Cianciola LJ, Park BH, Bruck E, Mosovich L, Genco RJ. Prevalence of periodontal disease in insulin-dependent diabetes mellitus (juvenile diabetes). J Am Dent Assoc 1982;104:653-60.
Berakdar M, Callaway A, Eddin MF, Ross A, Willershausen B. Comparison between scaling-root-planing (SRP) and SRP/photodynamic therapy: Six-month study. Head Face Med 2012;8:12.
Fallah A. Effects of 980 diode laser treatment combined with scaling and root planing on periodontal pockets in chronic periodontitis patients. Lasers Dent 2010;14:1-11.
Moritz A, Schoop U, Goharkhay K, Schauer P, Doertbudak O, Wernisch J, et al.
Treatment of periodontal pockets with a diode laser. Lasers Surg Med 1998;22:302-11.
Moritz A, Gutknecht N, Doertbudak O, Goharkhay K, Schoop U, Schauer P, et al.
Bacterial reduction in periodontal pockets through irradiation with a diode laser: A pilot study. J Clin Laser Med Surg 1997;15:33-7.
Lang NP, Joss A, Orsanic T, Gusberti FA, Siegrist BE. Bleeding on probing. A predictor for the progression of periodontal disease. J Clin Periodontol 1986;13:590-596.
Kelbauskiene S, Baseviciene N, Goharkhay K, Moritz A, Machiulskiene V. One-year clinical results of Er, Cr: YSGG laser application in addition to scaling and root planing in patients with early to moderate periodontitis. Lasers Med Sci 2011;26:445-52.
Ribeiro IW, Sbrana MC, Esper LA, Almeida AL. Evaluation of the effect of the GaAlAs laser on subgingival scaling and root planing. Photomed Laser Surg 2008;26:387-91.
Safavi SM, Kazemi B, Esmaeili M, Fallah A, Modarresi A, Mir M. Effects of low-level He-Ne laser irradiation on the gene expression of IL-1beta, TNF-alpha, IFN-gamma, TGF-beta, bFGF, and PDGF in rat's gingiva. Lasers Med Sci 2008;23:331-5.
Souil E, Capon A, Mordon S, Dinh-Xuan AT, Polla BS, Bachelet M. Treatment with 815-nm diode laser induces long-lasting expression of 72-kDa heat shock protein in normal rat skin. Br J Dermatol 2001;144:260-6.
Lin PP, Rosen S, Beck FM, Matsue M, Horton JE. A comparative effect of the Nd: YAG Laser with root planing on subgingival anaerobes in periodontal pockets. J Dent Res 1992;71:299.
Yukna RA, Carr RL, Evans GH. Histologic evaluation of an Nd: YAG laser-assisted new attachment procedure in humans.
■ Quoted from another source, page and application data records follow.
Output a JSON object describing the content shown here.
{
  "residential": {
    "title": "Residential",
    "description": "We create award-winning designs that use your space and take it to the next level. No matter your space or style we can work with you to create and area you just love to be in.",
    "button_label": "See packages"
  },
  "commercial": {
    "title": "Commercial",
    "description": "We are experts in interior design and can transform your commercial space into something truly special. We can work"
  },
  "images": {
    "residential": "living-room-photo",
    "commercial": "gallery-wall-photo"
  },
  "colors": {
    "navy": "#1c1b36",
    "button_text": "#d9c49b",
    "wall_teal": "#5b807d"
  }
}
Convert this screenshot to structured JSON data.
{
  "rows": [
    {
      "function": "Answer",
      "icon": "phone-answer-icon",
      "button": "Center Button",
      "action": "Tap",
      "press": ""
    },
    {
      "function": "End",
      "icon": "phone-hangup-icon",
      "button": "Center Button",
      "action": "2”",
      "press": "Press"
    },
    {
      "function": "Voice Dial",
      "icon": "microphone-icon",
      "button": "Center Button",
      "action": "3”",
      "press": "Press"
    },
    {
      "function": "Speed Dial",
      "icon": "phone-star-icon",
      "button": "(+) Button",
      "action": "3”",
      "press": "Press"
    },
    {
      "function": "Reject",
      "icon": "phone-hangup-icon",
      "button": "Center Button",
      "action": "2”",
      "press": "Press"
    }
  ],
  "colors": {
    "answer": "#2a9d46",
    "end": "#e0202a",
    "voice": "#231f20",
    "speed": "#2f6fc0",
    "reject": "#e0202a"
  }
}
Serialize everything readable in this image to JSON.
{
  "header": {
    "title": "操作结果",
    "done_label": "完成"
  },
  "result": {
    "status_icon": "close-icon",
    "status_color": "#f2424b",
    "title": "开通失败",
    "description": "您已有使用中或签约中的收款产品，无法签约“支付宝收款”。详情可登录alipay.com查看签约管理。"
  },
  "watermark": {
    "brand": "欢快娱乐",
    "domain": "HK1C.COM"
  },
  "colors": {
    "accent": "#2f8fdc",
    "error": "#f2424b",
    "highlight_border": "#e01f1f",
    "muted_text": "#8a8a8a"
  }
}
Int J Periodontics Restorative Dent 2007;27:577-87.
Romeo U, Palaia G, Botti R, Leone V, Rocca JP, Polimeni A. Non-surgical periodontal therapy assisted by potassium-titanyl-phosphate laser: A pilot study. Lasers Med Sci 2010;25:891-9.
[Figure 1], [Figure 2], [Figure 3], [Figure 4], [Figure 5], [Figure 6]
[Table 1], [Table 2], [Table 3], [Table 4], [Table 5], [Table 6], [Table 7]